*What the task asks*.
Report how many lines of the data contain the string "echo". Add nothing.

────────────────────────────────────────

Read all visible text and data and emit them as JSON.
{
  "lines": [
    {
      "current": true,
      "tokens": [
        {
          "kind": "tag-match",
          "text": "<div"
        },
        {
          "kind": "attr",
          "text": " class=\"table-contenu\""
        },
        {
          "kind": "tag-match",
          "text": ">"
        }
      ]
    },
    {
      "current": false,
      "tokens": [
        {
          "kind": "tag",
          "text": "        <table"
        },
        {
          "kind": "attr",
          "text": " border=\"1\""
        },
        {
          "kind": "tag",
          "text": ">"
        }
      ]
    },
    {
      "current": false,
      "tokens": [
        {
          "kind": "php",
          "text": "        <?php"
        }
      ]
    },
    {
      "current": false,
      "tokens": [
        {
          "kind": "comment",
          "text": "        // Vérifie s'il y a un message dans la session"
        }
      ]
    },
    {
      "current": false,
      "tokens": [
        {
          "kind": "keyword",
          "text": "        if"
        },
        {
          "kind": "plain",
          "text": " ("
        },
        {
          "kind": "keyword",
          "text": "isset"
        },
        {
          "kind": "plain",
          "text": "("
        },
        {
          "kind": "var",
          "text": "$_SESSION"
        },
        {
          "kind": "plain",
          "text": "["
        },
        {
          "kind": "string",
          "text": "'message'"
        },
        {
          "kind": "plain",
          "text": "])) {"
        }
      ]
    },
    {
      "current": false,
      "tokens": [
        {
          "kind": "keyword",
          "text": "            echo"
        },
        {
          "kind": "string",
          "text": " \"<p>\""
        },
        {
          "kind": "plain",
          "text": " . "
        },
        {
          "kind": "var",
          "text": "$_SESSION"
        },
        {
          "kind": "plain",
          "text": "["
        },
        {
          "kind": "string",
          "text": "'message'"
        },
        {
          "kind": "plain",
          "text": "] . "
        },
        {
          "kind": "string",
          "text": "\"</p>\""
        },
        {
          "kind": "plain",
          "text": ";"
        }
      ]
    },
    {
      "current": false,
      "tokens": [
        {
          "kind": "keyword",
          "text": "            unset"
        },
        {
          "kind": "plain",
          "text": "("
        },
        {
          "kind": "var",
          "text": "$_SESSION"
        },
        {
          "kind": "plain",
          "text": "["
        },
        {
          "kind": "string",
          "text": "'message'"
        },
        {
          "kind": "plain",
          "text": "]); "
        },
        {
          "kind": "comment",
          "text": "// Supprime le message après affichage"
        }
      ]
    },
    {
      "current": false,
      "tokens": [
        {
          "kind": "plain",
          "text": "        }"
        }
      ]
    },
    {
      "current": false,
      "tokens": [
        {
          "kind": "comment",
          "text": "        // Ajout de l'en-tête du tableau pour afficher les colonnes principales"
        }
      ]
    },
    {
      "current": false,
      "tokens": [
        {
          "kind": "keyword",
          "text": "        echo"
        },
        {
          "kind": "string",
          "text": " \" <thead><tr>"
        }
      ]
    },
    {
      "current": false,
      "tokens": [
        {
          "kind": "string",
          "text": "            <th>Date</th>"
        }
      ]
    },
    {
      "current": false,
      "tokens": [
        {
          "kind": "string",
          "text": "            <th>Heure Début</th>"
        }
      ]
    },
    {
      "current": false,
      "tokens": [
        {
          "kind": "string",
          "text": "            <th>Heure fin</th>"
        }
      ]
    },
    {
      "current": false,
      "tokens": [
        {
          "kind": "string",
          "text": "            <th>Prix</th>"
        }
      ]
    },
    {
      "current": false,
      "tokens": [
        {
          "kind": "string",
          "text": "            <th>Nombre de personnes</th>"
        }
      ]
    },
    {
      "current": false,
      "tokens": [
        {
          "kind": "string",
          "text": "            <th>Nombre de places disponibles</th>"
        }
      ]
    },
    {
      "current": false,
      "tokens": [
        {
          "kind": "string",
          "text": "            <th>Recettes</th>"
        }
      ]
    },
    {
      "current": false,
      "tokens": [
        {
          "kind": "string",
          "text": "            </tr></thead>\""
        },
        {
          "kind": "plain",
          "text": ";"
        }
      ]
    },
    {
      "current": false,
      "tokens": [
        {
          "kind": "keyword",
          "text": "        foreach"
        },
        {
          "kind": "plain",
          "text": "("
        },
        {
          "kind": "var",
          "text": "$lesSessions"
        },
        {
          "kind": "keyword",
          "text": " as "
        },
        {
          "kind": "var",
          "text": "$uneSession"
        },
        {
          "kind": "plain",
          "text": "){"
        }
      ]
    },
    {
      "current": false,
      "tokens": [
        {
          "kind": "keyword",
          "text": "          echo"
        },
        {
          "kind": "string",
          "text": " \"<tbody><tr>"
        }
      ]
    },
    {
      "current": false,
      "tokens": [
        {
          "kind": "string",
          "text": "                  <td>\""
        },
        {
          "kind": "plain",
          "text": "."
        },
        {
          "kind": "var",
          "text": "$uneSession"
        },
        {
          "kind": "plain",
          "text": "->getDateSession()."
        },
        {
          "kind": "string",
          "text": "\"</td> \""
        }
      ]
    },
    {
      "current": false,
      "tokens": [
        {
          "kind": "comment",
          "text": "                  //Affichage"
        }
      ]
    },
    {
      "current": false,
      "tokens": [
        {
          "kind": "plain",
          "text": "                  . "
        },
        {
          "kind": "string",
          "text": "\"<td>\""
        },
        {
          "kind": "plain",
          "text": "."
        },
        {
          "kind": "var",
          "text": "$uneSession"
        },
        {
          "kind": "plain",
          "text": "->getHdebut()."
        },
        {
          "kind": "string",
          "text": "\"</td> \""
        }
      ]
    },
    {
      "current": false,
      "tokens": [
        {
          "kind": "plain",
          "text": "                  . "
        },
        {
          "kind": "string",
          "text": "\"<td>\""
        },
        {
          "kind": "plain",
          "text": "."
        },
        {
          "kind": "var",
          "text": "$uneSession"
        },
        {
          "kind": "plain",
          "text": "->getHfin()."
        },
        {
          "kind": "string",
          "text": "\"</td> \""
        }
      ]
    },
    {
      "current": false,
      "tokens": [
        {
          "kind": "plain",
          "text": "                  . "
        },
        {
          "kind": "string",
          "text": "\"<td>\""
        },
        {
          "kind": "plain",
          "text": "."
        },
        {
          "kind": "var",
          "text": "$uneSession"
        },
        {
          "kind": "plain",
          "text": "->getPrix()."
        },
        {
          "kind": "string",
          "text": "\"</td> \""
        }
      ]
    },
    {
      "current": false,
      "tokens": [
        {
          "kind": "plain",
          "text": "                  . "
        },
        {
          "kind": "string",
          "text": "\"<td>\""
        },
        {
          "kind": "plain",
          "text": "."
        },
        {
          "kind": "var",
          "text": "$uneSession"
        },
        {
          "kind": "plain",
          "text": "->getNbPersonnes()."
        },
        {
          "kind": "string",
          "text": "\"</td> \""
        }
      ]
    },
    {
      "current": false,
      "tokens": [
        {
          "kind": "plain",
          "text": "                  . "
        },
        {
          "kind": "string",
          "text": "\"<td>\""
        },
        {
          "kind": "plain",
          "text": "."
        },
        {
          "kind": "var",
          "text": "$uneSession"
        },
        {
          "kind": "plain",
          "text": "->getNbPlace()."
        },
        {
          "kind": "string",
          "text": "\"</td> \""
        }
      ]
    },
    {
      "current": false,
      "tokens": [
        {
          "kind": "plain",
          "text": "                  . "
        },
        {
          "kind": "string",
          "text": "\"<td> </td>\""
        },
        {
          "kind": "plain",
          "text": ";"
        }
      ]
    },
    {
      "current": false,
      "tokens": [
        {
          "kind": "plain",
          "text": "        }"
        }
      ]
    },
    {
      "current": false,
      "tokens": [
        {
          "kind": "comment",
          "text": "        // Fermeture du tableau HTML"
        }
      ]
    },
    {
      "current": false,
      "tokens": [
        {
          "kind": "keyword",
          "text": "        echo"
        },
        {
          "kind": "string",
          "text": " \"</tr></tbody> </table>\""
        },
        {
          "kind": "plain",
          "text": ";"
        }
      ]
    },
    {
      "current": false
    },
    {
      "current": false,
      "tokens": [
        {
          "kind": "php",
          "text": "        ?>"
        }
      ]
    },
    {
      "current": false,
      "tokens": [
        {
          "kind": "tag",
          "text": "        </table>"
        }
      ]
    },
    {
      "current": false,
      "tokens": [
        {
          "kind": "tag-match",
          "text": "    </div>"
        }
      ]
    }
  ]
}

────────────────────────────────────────

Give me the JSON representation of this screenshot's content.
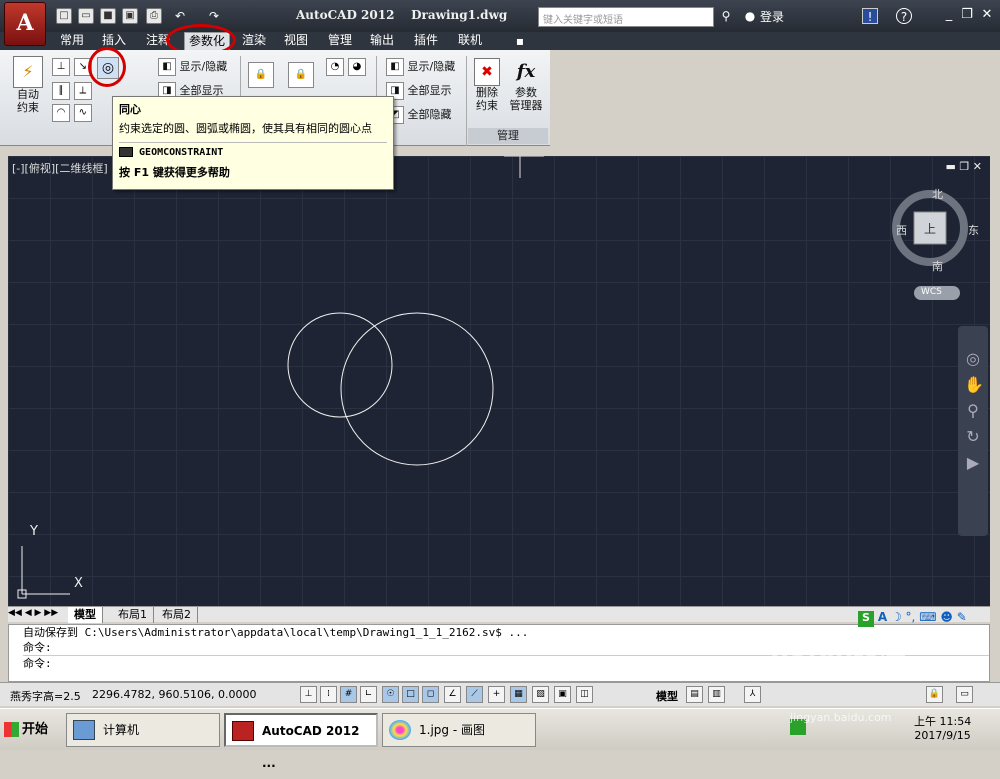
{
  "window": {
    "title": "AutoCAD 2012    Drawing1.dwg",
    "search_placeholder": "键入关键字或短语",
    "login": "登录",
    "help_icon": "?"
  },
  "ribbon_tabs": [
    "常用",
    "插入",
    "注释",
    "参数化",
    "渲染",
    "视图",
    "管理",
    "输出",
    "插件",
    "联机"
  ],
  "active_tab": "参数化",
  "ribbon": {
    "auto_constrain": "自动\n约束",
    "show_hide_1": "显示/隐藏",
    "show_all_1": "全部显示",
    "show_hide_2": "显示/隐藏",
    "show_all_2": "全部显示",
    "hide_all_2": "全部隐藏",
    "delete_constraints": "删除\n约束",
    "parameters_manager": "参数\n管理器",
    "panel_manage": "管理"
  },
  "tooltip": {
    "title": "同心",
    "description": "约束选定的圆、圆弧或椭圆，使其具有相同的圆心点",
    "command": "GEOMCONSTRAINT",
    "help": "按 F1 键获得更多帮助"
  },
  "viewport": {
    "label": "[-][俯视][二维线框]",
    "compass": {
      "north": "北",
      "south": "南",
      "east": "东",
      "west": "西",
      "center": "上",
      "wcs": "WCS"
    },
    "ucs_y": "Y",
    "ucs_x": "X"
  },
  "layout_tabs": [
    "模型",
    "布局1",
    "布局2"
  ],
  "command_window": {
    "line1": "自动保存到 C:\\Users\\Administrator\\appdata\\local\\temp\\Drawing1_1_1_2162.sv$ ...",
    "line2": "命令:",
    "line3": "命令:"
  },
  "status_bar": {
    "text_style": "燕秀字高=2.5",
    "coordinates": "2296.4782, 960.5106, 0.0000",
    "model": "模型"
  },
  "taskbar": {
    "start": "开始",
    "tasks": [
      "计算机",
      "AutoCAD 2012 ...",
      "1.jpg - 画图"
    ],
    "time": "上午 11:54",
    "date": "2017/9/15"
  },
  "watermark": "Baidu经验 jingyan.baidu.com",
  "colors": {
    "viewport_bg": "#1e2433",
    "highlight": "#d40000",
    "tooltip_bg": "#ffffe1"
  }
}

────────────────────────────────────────

*Answer area*.
4